Jan 29 2014
I’ve finally made the switch to using Git instead of Subversion as the source control system at work. I’ve been using it for a while with a couple of personal projects that I’ve got hosted on BitBucket using the wonderful SourceTree, created by my friend Steve Streeting, and I’ve come to prefer it to Subversion. At work, I set up a Stash server and have been syncing our Subversion repository into it for a while but never quite made the jump to Git until now.
The first hurdle I’ve hit is with proxy settings. On my development machine I’ve got cloned BitBucket repositories and to be able to use those I need to connect through a proxy. Thankfully SourceTree makes it easy to configure Proxy settings for Git. However, these are system wide settings. Now that I want to work with our internal Stash server I need Git to use the proxy for some repositories but not for the internal one.

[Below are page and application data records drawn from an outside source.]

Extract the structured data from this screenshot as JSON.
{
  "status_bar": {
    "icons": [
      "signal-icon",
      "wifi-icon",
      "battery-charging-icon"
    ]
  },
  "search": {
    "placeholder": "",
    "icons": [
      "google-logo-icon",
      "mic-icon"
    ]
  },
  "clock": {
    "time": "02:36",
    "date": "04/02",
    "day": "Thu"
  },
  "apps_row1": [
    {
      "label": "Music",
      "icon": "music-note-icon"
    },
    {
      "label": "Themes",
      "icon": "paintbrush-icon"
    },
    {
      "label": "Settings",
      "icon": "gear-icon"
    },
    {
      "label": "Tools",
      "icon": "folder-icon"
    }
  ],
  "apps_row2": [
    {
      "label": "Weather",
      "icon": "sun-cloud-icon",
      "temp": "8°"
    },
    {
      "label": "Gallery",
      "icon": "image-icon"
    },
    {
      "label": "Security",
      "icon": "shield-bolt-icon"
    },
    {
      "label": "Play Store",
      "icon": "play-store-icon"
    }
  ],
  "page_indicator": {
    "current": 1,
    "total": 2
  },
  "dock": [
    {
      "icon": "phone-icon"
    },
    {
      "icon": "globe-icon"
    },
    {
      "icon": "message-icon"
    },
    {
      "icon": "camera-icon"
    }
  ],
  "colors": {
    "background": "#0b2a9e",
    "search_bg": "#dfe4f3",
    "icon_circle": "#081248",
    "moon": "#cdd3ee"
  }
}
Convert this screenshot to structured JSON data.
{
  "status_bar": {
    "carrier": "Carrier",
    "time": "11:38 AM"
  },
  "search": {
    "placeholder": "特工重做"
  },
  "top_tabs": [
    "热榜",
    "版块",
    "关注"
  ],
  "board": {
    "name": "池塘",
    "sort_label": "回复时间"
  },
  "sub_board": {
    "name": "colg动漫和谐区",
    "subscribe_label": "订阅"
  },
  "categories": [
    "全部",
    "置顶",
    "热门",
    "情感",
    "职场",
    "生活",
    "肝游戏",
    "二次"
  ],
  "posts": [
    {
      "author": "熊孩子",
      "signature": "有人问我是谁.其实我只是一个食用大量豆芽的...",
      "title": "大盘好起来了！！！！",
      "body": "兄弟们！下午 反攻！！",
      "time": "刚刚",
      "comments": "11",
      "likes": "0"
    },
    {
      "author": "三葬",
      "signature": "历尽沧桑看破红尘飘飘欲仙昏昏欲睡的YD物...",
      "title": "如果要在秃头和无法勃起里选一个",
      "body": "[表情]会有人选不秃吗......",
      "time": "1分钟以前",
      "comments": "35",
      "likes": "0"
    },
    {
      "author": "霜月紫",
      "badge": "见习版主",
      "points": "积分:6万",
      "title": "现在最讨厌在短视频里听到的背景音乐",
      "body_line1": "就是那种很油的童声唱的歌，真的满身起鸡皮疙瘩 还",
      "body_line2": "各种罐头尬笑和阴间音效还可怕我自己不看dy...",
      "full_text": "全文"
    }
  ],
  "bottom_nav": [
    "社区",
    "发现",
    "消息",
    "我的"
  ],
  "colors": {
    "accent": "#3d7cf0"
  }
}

Given that I’ve got lots of external repositories but only one internal repository I’ve left the Git default settings to use the Proxy server. Unfortunately SourceTree doesn’t help with specifying a proxy for a single repository but it’s not hard.
- Open the local repository in Explorer and head into the .git directory (you may need to show hidden files & folders)
- Open up the config file in your favourite text editor
- At the bottom of the [core] section of settings add the following:
[http] proxy =
- Save the config file.
That’s all there is to it. You don’t even need to restart SourceTree for it to pick up the change. This change is basically telling Git not to use a Proxy for this repository. Alternatively, on the “proxy =” line you could specify a proxy to use, e.g. if you have lots of internal repositories and only one external then it would be easier to default the global settings to no proxy and only specify a proxy for just one repository.
Hope this helps!